*** Opening Data to use ***

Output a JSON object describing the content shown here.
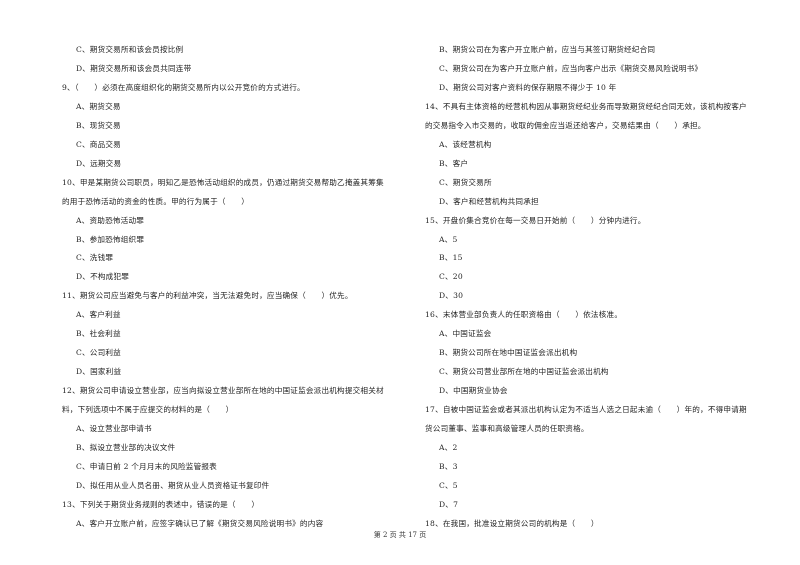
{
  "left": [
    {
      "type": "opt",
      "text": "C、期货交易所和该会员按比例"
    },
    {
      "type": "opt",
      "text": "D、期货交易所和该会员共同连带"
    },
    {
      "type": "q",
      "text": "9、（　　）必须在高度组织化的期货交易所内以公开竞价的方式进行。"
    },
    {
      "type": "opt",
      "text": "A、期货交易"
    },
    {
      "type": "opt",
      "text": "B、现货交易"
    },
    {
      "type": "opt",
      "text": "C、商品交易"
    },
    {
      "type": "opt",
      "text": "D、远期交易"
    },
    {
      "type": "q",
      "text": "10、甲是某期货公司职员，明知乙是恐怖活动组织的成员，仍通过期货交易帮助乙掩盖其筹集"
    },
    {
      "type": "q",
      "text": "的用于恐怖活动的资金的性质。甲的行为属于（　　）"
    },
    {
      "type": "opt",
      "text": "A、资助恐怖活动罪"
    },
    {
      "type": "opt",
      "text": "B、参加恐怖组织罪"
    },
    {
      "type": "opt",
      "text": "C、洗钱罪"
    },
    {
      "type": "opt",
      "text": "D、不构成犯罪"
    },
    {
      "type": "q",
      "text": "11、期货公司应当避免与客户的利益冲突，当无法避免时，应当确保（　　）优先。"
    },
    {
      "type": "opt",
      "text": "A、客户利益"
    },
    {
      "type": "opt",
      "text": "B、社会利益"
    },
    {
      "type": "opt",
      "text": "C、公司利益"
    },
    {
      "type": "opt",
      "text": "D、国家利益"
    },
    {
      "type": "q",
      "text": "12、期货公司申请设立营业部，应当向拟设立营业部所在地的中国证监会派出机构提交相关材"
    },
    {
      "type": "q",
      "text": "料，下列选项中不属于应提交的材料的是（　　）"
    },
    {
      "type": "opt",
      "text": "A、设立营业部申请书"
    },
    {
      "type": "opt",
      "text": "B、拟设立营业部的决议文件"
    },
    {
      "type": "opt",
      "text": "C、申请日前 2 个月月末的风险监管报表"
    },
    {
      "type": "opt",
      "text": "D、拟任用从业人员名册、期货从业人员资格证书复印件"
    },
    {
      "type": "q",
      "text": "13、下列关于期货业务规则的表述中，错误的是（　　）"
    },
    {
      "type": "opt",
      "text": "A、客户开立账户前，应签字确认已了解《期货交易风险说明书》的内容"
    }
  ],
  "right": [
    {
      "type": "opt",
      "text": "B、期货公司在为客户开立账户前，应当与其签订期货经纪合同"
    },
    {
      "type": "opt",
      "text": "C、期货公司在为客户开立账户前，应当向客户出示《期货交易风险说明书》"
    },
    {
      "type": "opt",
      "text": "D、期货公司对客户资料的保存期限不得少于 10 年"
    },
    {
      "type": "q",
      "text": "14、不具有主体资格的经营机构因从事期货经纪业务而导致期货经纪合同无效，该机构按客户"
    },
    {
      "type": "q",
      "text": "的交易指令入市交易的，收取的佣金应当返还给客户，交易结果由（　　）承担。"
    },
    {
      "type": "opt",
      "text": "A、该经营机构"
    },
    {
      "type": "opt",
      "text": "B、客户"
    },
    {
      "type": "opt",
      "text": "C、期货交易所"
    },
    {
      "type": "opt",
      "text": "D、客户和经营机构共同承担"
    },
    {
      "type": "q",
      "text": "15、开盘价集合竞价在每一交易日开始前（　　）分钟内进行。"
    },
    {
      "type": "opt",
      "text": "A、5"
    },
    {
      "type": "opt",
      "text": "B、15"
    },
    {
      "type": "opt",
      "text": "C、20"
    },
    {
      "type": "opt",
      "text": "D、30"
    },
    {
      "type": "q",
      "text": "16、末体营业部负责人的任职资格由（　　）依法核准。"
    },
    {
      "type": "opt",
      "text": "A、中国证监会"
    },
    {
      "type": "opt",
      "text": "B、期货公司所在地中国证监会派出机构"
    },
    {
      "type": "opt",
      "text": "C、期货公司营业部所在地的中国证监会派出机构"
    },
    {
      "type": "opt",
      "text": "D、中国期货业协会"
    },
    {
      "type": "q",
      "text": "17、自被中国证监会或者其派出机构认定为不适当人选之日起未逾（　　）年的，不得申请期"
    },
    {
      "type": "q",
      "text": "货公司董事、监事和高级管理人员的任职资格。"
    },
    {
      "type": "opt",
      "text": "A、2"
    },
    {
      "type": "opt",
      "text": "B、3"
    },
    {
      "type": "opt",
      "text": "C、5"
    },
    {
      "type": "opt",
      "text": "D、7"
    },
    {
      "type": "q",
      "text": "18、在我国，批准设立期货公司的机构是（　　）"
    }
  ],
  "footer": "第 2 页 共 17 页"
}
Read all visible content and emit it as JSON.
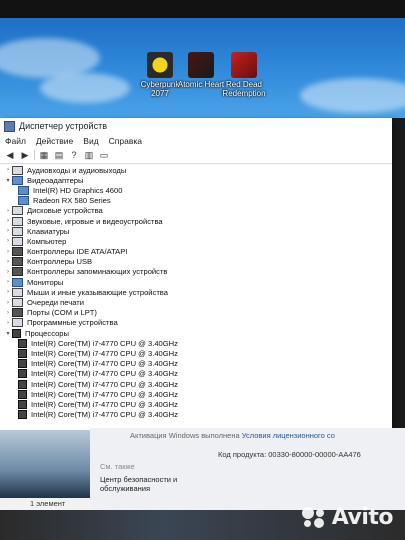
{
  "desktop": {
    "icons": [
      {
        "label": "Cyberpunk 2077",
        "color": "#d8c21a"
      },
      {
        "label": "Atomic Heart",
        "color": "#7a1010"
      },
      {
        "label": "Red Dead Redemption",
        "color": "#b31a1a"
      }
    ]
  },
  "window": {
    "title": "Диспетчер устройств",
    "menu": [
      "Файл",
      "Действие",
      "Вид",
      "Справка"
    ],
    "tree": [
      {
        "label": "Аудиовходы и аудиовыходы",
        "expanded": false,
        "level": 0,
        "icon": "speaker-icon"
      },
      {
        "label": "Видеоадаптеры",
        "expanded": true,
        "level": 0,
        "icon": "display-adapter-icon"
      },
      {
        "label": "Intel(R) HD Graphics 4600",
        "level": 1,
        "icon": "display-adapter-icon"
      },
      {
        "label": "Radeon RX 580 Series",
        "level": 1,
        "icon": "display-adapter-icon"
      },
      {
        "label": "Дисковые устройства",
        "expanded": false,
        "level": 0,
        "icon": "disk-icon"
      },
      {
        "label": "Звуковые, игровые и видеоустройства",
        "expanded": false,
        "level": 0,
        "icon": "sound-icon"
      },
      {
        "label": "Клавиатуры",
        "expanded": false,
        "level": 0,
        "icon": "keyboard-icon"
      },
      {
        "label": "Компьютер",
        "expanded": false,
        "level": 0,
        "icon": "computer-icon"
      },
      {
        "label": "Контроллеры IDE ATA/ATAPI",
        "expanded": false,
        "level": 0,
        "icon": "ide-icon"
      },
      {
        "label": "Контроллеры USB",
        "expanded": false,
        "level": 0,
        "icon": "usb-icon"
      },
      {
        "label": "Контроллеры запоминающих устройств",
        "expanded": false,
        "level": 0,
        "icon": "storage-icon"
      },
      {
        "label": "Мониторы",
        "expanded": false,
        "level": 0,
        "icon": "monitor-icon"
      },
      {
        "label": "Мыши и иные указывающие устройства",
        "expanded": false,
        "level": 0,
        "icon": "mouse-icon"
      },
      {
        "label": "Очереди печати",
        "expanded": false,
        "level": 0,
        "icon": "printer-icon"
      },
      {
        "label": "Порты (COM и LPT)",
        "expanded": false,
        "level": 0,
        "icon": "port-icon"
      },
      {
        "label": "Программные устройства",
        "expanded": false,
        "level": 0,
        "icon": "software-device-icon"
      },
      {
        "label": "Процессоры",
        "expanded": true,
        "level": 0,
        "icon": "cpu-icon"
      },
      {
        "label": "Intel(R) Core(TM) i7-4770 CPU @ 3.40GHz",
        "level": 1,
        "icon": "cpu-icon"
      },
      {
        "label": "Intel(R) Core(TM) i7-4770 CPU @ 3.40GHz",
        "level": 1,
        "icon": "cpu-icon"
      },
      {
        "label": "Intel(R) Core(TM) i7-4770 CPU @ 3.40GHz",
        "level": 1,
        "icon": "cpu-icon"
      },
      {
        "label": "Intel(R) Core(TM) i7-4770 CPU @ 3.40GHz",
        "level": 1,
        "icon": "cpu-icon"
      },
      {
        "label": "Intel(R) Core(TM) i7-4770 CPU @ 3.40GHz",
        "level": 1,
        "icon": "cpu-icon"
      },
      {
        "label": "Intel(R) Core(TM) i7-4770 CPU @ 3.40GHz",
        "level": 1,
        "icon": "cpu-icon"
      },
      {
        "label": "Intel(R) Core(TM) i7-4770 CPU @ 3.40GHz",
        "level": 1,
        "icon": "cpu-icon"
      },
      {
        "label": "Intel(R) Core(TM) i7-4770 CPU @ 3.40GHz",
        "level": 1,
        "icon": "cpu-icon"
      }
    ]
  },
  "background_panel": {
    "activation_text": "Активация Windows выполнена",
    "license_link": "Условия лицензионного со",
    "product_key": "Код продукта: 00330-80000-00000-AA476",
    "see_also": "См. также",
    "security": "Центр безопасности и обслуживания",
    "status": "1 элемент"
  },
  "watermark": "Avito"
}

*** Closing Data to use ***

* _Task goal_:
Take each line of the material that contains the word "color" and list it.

* _Task solution_:
        "color": "#d8c21a"
        "color": "#7a1010"
        "color": "#b31a1a"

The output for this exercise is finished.